Imagine two tangents on a geodesic at a distance from each other. Now as we slide one of the tangents along the line element towards the other one at what point have we reached an interval that can be defined as a minimum distance? Meaning that below this distance we would have a truly straight line and not a segment of a curve. This is like saying the portion of the line element between graviton interactions. So that the mass is in an inertial frame at that point and experiences no acceleration. In other words can we define a granularity of the line element?

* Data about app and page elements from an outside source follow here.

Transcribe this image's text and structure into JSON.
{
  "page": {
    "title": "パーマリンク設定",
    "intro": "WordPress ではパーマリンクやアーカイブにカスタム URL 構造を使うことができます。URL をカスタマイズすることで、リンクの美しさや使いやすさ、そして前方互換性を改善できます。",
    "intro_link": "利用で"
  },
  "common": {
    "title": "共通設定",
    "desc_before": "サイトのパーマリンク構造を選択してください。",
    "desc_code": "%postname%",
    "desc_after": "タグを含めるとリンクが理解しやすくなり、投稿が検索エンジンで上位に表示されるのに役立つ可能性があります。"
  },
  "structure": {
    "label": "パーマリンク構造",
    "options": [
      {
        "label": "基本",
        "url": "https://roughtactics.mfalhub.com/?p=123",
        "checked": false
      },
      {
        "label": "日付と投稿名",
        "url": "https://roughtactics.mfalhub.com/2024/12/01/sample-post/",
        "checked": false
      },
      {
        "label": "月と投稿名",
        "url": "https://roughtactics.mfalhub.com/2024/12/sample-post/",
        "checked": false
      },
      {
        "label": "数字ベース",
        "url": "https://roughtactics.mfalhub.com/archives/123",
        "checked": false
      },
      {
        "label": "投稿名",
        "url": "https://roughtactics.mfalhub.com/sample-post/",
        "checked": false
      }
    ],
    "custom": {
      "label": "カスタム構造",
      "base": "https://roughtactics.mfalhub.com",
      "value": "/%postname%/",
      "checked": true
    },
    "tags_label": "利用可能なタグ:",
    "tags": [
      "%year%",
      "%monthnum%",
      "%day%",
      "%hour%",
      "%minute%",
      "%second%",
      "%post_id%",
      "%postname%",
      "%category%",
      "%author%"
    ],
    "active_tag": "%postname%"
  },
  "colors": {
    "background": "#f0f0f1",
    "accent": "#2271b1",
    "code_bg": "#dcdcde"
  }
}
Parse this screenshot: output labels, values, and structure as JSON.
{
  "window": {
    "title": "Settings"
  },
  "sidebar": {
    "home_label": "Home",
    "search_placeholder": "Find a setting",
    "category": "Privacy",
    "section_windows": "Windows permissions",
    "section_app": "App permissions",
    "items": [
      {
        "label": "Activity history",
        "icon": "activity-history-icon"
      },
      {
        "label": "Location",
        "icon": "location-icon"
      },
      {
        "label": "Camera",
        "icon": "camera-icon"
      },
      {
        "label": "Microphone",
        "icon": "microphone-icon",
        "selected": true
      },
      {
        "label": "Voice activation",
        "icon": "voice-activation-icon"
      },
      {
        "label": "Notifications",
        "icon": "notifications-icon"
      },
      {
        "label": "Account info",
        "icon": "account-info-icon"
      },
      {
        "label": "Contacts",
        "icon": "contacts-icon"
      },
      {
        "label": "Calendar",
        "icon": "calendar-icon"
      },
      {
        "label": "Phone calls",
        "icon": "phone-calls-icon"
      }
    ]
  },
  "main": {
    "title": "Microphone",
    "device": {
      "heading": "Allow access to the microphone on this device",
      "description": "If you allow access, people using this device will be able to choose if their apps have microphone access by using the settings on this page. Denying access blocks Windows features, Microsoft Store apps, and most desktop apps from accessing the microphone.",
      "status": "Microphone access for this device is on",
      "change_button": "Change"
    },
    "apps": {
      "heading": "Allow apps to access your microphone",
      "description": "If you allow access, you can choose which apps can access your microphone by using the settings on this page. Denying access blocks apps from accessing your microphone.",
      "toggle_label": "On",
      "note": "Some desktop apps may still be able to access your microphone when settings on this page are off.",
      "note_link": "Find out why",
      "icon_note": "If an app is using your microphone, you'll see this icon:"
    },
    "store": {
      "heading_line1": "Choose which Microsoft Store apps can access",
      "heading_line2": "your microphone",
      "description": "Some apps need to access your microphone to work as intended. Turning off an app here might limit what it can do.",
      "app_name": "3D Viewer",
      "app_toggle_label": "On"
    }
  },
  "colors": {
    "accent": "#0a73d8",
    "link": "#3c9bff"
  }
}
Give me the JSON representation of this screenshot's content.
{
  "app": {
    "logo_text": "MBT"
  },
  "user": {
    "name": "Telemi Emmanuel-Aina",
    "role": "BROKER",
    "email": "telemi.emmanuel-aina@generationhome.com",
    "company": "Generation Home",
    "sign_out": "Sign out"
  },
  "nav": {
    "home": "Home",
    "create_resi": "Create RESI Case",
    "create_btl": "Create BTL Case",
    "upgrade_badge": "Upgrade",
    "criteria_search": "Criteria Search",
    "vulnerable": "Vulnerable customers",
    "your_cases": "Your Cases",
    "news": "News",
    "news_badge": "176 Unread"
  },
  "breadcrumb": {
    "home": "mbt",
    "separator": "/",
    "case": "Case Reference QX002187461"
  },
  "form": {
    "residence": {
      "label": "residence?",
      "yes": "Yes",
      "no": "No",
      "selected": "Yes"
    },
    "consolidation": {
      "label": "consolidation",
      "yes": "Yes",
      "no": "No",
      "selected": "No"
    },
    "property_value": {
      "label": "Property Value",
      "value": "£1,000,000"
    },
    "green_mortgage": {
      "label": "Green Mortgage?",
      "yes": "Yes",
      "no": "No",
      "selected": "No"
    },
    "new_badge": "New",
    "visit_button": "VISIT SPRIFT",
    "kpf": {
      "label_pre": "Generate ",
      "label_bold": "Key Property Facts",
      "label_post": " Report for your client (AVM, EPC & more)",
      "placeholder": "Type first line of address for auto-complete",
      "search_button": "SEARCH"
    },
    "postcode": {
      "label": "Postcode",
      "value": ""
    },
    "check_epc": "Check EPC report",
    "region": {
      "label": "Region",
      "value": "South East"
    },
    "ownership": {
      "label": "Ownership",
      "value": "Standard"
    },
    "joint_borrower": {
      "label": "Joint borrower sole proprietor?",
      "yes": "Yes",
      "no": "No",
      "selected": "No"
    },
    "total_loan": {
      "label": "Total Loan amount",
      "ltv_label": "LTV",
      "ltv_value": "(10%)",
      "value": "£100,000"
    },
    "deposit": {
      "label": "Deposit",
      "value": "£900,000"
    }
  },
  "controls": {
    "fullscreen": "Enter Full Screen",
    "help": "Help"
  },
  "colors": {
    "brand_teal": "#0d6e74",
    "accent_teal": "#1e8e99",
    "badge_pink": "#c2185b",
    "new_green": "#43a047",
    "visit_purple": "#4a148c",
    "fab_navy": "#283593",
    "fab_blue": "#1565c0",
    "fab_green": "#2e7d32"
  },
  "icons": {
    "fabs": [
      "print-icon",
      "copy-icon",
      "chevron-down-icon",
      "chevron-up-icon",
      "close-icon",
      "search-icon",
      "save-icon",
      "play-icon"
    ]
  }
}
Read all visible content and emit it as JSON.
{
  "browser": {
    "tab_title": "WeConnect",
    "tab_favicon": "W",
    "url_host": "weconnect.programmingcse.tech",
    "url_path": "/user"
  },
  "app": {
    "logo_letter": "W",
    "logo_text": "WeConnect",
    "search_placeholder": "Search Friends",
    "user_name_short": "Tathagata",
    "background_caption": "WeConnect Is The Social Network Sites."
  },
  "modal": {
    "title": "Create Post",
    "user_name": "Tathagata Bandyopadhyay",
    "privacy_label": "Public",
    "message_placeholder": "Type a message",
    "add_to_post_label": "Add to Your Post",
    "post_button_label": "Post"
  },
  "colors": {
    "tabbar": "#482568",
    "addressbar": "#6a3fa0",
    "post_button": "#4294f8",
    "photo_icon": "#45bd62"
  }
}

It's controversial, but as far as I concern, the term gravity is already the metric unit, a measurement of a "reaction" provident from a still unknown "action", at least for some gravity is already the measurement as being the product of electromagnetism interacting with and trough space fabric, and as electromagnetism being also a interaction of energy released from the atoms and particles trough and within the same space fabric... In a shorter version some consider gravity as some exclusive force resultant from the presence of mass resulting in weight bending space time, others that mass generates a inconstant but equivalent eletromagneticfield that interacts with space fabric, somehow, providing complex electrical solutions to the same result, for those gravity is a consequence of electromagnetism and others is from weight, but both start with mass, the mass weight concept predicts a flat universe where everything and every single measurement will be proportional to the mass, when the other predicts a series of magnetosphere providing local gravity and as consequence a inconstant and unpredictable universe where mass and atomic composition determines and is proportional to the electromagnetic field it produces, somehow also generating orbits, weight concepts force the planets to bends space, and electromagnetism concepts use their mass to force space to bend itself around them... It's a little more complex than that but for one gravity is the force and for others gravity is a result of interaction... Every one know what it is, no one, really, understands how it does, yet... Three possible awnsers for one specific question, the tirth anwser would be that both are correct...